• _EXERCISE INSTRUCTIONS_: Find each line of the material below in which the word "党委委员" occurs, and return it.

=====

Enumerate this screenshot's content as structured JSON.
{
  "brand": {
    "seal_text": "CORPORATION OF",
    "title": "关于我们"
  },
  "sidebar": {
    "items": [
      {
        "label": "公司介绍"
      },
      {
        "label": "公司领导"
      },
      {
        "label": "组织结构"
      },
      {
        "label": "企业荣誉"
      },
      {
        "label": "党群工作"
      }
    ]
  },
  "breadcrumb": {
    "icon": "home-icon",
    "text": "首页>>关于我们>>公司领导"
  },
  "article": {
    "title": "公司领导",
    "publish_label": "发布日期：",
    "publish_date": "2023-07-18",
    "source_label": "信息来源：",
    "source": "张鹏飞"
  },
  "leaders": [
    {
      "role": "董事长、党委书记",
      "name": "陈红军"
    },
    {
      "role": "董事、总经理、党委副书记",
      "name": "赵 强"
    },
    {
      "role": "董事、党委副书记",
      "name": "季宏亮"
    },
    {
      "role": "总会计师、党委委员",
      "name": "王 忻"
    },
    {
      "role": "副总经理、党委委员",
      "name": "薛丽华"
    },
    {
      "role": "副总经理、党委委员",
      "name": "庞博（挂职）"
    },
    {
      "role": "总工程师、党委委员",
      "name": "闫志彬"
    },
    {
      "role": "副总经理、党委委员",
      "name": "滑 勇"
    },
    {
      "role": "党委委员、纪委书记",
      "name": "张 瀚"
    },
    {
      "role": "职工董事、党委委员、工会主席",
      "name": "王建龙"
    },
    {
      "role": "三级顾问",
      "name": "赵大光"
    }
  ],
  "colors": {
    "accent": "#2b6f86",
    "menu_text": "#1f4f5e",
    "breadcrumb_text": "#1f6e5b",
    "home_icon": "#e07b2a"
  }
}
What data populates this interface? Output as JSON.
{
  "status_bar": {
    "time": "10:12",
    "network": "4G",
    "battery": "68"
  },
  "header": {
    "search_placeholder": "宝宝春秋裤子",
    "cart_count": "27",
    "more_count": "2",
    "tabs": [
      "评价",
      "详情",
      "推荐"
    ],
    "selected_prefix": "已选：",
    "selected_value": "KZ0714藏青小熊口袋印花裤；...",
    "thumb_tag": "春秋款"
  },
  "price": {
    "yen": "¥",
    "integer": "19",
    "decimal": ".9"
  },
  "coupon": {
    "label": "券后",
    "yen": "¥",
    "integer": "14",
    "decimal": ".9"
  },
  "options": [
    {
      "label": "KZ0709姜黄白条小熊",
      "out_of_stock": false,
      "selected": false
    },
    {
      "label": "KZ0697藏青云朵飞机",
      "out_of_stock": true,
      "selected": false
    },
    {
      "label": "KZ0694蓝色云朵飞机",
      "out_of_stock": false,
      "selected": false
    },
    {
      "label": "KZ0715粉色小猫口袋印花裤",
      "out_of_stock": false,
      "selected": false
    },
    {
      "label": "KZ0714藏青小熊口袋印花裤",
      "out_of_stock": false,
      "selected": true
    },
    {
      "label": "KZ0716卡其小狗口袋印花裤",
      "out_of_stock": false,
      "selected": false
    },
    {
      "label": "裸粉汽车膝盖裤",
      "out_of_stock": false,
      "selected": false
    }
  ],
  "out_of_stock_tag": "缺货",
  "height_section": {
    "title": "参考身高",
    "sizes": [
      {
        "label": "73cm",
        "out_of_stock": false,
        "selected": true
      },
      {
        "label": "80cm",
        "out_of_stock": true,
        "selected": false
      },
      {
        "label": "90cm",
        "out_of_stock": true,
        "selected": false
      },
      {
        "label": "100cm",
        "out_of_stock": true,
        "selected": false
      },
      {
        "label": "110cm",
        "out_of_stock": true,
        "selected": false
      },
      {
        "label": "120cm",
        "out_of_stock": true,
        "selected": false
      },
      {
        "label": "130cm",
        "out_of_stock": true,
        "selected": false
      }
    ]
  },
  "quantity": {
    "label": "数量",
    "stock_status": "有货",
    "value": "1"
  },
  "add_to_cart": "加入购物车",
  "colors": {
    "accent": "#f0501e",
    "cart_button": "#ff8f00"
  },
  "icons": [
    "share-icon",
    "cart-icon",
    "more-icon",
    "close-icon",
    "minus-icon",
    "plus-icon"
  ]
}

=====

• _SOLUTION_:
      "role": "总会计师、党委委员",
      "role": "副总经理、党委委员",
      "role": "副总经理、党委委员",
      "role": "总工程师、党委委员",
      "role": "副总经理、党委委员",
      "role": "党委委员、纪委书记",
      "role": "职工董事、党委委员、工会主席",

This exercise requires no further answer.